I felt reassured. Still, when Kris got home, her heart shattered, too. We agreed that on Friday morning she would have have a talk with the contractors.

Which she did. And they appeased her. And they continued their work. Then, fifteen minutes before I was scheduled to leave work, she called in panic. “There’s been another Problem,” she said. “They were putting the insulation in the attic when one of the workers fell through the ceiling.”

My shattered heart crumbled to tiny pieces.

“Come home,” said Kris. “Now.”

It’s difficult to drive home with a shattered, crumbled heart, but I managed. The sweaty, tattooed guy grimaced at me as I passed him on the lawn. “There’s another small Problem,” he said. He led me upstairs. There, in the hallway, was a large hole where the other worker had fallen through the ceiling.

I shook my head.

I wanted to talk to Kris about the Problems, but didn’t feel I could around the contractors. We headed to the Panda Chinese Buffet. Over a lunch of Szechuan chicken and Chinese dumplings, she told me about the meeting she’d had with P., who had dropped by to look in on the project.

“He was re-assuring,” she said. “He could tell that I was panicked, and he told me, ‘I know that these seem like huge problems to you. But we can deal with them, we can fix them. To us these are little problems.’ I told him that wasn’t completely reassuring, but that maybe I’d feel better later.”

We both felt more relaxed after lunch, and driving home we were even in high spirits. Then, as we walked in the back door, the same worker who had fallen through the ceiling tipped a bookshelf filled with bottles and boxes and cans of cooking supplies. The back of the shelf popped off, and foodstuffs tumbled to the ground.

“It’s like the Keystone Kops doing contracting work,” I muttered.

We turned back around and left. We went to see Anchorman, which is not one of the ten funniest movies ever made. (It may, however, be one of the ten most mediocre films ever made. It’s never outright bad, but it the audience never really laughed hard once. Just lots of little chuckles, like you might expect from a sitcom.)
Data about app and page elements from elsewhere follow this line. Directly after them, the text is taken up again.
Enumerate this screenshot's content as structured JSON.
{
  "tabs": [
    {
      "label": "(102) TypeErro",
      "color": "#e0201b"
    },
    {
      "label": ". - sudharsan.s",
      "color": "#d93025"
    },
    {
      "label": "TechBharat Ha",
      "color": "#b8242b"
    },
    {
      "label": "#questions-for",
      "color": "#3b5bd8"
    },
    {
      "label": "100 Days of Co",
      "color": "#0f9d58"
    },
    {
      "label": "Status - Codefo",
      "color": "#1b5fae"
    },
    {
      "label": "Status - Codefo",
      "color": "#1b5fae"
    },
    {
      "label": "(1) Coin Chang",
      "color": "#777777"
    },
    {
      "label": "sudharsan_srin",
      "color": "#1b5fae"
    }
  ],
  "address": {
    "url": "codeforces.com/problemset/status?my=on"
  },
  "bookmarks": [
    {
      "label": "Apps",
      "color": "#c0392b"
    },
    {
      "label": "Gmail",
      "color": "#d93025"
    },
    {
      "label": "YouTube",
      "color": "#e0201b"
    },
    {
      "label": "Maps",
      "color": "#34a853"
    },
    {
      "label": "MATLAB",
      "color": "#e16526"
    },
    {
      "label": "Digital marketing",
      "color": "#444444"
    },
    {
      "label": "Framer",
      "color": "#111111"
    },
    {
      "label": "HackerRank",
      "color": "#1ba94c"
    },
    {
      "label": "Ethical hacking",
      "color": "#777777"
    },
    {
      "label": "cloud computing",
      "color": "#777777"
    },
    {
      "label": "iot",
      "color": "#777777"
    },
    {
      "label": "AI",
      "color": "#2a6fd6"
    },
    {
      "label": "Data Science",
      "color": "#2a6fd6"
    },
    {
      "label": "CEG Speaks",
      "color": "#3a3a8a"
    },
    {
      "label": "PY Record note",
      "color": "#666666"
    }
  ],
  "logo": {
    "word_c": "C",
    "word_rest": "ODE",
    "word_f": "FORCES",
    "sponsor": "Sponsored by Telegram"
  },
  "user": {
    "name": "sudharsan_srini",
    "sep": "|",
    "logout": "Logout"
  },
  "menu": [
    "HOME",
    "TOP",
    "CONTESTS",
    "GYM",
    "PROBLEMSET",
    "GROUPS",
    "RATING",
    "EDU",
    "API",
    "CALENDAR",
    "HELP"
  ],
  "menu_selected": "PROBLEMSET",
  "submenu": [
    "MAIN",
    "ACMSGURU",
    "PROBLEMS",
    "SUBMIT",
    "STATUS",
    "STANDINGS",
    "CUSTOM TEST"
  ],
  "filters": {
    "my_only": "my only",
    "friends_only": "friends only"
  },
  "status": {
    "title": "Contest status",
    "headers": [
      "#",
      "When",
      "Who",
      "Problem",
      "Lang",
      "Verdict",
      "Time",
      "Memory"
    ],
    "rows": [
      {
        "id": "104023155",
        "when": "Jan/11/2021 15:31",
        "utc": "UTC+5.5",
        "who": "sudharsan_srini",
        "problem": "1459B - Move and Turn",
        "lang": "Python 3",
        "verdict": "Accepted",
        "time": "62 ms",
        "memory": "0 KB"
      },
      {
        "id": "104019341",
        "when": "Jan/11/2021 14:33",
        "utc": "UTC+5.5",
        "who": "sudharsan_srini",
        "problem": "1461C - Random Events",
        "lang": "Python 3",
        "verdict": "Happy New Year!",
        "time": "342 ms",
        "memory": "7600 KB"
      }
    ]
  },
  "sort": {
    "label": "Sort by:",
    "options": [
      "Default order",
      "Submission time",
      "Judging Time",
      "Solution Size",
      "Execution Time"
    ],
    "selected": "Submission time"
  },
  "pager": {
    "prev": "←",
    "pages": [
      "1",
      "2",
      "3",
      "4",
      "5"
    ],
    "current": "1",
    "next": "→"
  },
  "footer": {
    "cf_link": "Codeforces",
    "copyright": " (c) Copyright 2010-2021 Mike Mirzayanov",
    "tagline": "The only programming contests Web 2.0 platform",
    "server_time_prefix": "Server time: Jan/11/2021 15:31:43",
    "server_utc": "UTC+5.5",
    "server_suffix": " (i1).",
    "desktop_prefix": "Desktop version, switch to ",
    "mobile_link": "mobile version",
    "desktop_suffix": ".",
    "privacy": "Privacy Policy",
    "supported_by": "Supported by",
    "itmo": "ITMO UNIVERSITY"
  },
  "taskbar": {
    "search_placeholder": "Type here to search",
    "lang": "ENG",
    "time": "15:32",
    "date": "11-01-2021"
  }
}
I know this entry does nothing to convince some of you that this Old Home is not a Money Pit. Again, let me assure you that this is a solid building. It just has some work that needs to be done, and there are going to be minor disasters along the way.

We’ve just had a statistically large number of them over the past twenty-four hours.


On 10 July 2004 (09:41 AM),
mac said:

Oh man…I’m sorry. But we need some pictures of the hole in the ceiling. And if you could, put a body half way through the hole so we can get the true effect. Really though, I am sorry and in my experiences with home remodeling from when I was a kid…when contractors screw things up, they generally do fix things right.

On 10 July 2004 (11:16 AM),
Tiffany said:

I wish I was there to help.

On 10 July 2004 (01:02 PM),
Mom (Sue) said:

You poor kids! My thoughts are with you, and my hope that a lot of these things can be cleared up real fast. I feel kind of sick just reading about them — I guess you could say that I’m strongly empathizing. Somehow we always get through these kinds of difficulties but my heart goes out to you right now while the situations exist.

On 10 July 2004 (07:49 PM),
Anthony said:

Really sorry, JD. I feel for you. But we do want pictures. Of the hole. And the nineteen holes. And the tattooed guy, the way he looks when he says, “We have a small problem.” Good writing, by the way.

On 11 July 2004 (02:05 PM),
jenefer said:

Sounds like Baby Boom with Diane Keaton. That turned out okay, and I suspect yours will too. No matter how bad it looks, a good contractor or handyman seems to be able to make it “right.” We are in the middle of the demolition for our remodel, and we are hoping for a great result also. When we did the bathroom using the same guy, it did turn out great! Here’s to keeping a positive thought.

On 12 July 2004 (08:48 AM),
Joel said:

It IS a great house, and it’ll make you happy for years to come. It makes me happy just thinking about you guys being in that great house. Well, alternately happy and violently jealous.